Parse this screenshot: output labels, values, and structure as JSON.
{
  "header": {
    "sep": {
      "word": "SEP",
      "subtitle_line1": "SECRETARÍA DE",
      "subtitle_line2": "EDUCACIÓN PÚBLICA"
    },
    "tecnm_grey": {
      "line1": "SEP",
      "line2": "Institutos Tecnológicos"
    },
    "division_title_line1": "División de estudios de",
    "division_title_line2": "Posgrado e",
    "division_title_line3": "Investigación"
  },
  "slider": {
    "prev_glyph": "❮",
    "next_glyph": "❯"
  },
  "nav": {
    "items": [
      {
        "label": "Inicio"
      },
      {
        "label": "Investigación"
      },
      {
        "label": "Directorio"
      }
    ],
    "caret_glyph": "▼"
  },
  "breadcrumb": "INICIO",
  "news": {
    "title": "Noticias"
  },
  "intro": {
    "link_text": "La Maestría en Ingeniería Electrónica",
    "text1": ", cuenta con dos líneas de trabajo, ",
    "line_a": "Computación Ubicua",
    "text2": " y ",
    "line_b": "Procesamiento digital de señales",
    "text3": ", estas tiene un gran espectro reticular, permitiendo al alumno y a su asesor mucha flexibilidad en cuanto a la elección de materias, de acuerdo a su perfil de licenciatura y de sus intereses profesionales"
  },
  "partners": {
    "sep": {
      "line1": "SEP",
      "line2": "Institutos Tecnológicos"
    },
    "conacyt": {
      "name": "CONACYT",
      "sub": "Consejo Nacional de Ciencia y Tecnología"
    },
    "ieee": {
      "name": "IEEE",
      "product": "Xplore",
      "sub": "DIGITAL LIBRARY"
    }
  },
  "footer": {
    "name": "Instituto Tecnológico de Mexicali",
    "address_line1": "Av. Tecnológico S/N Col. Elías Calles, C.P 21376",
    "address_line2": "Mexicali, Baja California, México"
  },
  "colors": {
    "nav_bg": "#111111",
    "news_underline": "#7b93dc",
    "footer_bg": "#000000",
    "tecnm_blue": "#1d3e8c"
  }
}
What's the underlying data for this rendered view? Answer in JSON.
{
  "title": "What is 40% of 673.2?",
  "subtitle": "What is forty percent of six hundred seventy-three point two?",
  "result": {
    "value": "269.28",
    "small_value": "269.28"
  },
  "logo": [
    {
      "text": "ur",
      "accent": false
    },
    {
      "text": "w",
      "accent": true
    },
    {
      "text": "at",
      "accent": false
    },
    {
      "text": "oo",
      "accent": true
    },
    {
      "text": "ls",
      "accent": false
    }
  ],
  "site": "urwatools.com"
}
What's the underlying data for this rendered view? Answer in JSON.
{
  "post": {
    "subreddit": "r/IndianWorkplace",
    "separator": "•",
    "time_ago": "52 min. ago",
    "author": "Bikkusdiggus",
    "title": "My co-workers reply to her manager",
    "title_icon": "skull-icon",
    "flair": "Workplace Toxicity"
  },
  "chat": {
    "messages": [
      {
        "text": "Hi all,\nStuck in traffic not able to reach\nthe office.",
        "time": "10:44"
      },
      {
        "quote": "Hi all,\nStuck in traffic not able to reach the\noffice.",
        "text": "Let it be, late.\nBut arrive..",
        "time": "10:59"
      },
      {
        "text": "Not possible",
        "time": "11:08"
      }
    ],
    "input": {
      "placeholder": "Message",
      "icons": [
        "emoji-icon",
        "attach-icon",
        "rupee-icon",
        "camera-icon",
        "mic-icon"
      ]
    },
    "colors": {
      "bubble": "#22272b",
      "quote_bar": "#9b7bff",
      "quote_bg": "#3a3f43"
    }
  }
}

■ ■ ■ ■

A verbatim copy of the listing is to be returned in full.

Parse this screenshot: output labels, values, and structure as JSON.
{
  "header": {
    "sep": {
      "word": "SEP",
      "subtitle_line1": "SECRETARÍA DE",
      "subtitle_line2": "EDUCACIÓN PÚBLICA"
    },
    "tecnm_grey": {
      "line1": "SEP",
      "line2": "Institutos Tecnológicos"
    },
    "division_title_line1": "División de estudios de",
    "division_title_line2": "Posgrado e",
    "division_title_line3": "Investigación"
  },
  "slider": {
    "prev_glyph": "❮",
    "next_glyph": "❯"
  },
  "nav": {
    "items": [
      {
        "label": "Inicio"
      },
      {
        "label": "Investigación"
      },
      {
        "label": "Directorio"
      }
    ],
    "caret_glyph": "▼"
  },
  "breadcrumb": "INICIO",
  "news": {
    "title": "Noticias"
  },
  "intro": {
    "link_text": "La Maestría en Ingeniería Electrónica",
    "text1": ", cuenta con dos líneas de trabajo, ",
    "line_a": "Computación Ubicua",
    "text2": " y ",
    "line_b": "Procesamiento digital de señales",
    "text3": ", estas tiene un gran espectro reticular, permitiendo al alumno y a su asesor mucha flexibilidad en cuanto a la elección de materias, de acuerdo a su perfil de licenciatura y de sus intereses profesionales"
  },
  "partners": {
    "sep": {
      "line1": "SEP",
      "line2": "Institutos Tecnológicos"
    },
    "conacyt": {
      "name": "CONACYT",
      "sub": "Consejo Nacional de Ciencia y Tecnología"
    },
    "ieee": {
      "name": "IEEE",
      "product": "Xplore",
      "sub": "DIGITAL LIBRARY"
    }
  },
  "footer": {
    "name": "Instituto Tecnológico de Mexicali",
    "address_line1": "Av. Tecnológico S/N Col. Elías Calles, C.P 21376",
    "address_line2": "Mexicali, Baja California, México"
  },
  "colors": {
    "nav_bg": "#111111",
    "news_underline": "#7b93dc",
    "footer_bg": "#000000",
    "tecnm_blue": "#1d3e8c"
  }
}
What's the underlying data for this rendered view? Answer in JSON.
{
  "title": "What is 40% of 673.2?",
  "subtitle": "What is forty percent of six hundred seventy-three point two?",
  "result": {
    "value": "269.28",
    "small_value": "269.28"
  },
  "logo": [
    {
      "text": "ur",
      "accent": false
    },
    {
      "text": "w",
      "accent": true
    },
    {
      "text": "at",
      "accent": false
    },
    {
      "text": "oo",
      "accent": true
    },
    {
      "text": "ls",
      "accent": false
    }
  ],
  "site": "urwatools.com"
}
What's the underlying data for this rendered view? Answer in JSON.
{
  "post": {
    "subreddit": "r/IndianWorkplace",
    "separator": "•",
    "time_ago": "52 min. ago",
    "author": "Bikkusdiggus",
    "title": "My co-workers reply to her manager",
    "title_icon": "skull-icon",
    "flair": "Workplace Toxicity"
  },
  "chat": {
    "messages": [
      {
        "text": "Hi all,\nStuck in traffic not able to reach\nthe office.",
        "time": "10:44"
      },
      {
        "quote": "Hi all,\nStuck in traffic not able to reach the\noffice.",
        "text": "Let it be, late.\nBut arrive..",
        "time": "10:59"
      },
      {
        "text": "Not possible",
        "time": "11:08"
      }
    ],
    "input": {
      "placeholder": "Message",
      "icons": [
        "emoji-icon",
        "attach-icon",
        "rupee-icon",
        "camera-icon",
        "mic-icon"
      ]
    },
    "colors": {
      "bubble": "#22272b",
      "quote_bar": "#9b7bff",
      "quote_bg": "#3a3f43"
    }
  }
}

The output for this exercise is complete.